Of course, Dolphins’ defensive woes don’t solely lie at the feet of their centrehalves – or their defence as a whole. As Tommy quite rightly told me, Poole win as a team, and they lose as one.
Going forward, the team works well – Poole are clearly having no issues with generating chances.
Some fans may question the free-flowing attack that sees Tony Lee drop deep and Luke Holmes allowed to roam, but combined with Poole’s full-backs bombing forward, Dolphins quickly overwhelm their opponents in wide areas.
It’s effective, but it isn’t in these areas where Poole are punished for having men forward – players know their roles, and track back accordingly.
It’s second balls – or, rather, their inability to win them in key areas. Poole’s midfield usually sit higher up the field, meaning when the Dolphins’ defence clear the initial ball, teams can often recycle posession on the edge of the area.
This is where Bradley Tarbuck’s late winner came from, the same scenario that allowed Jordan Rose to score, as well as Olaf Koszela’s consolation goal in the victory over Tiverton.
The general inability to win the second ball also impacts Poole, with Farnborough’s third coming from a ball begging to be cleared first time. Instead, Reggie Young nipped in a head of Spetch, poking the ball through to Simpson to score.

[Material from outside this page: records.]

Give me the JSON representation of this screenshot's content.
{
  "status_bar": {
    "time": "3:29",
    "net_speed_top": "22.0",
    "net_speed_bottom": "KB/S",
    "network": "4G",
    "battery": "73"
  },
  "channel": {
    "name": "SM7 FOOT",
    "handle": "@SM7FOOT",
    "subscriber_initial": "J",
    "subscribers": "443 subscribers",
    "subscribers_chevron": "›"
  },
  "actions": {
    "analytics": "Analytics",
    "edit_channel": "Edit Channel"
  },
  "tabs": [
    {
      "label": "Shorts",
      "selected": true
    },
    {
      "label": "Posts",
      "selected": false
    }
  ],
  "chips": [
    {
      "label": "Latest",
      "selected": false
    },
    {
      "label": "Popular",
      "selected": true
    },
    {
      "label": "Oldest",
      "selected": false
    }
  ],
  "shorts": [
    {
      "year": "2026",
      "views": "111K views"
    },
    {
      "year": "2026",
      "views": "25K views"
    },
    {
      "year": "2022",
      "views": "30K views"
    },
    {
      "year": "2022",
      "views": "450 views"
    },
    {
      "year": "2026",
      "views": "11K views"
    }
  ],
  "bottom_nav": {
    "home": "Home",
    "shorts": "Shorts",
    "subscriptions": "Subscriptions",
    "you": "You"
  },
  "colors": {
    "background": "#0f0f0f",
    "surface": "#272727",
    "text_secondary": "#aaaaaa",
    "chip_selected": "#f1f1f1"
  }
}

Alarm bells don’t deserve to be rung at this stage, but as Killick pointed out prior to the season, playing catch-up to the division’s big-hitters can quickly turn into an impossible task.
However, with only five cleansheets since January 2020, Poole need to get a handle on their flaws at the back if they are to truly compete this season.
Mitigating circumstances such as a lack of gametime and match fitness will slowly disipate, meaning Dolphins will soon have to take responsibility and sharpen up at the back.
Fans will be quick to recall the defensive stability that formed the bedrock of Poole’s most recent Southern League success, and with key components of that defence still in place, there is hope Poole can return to a tightly run ship at the back.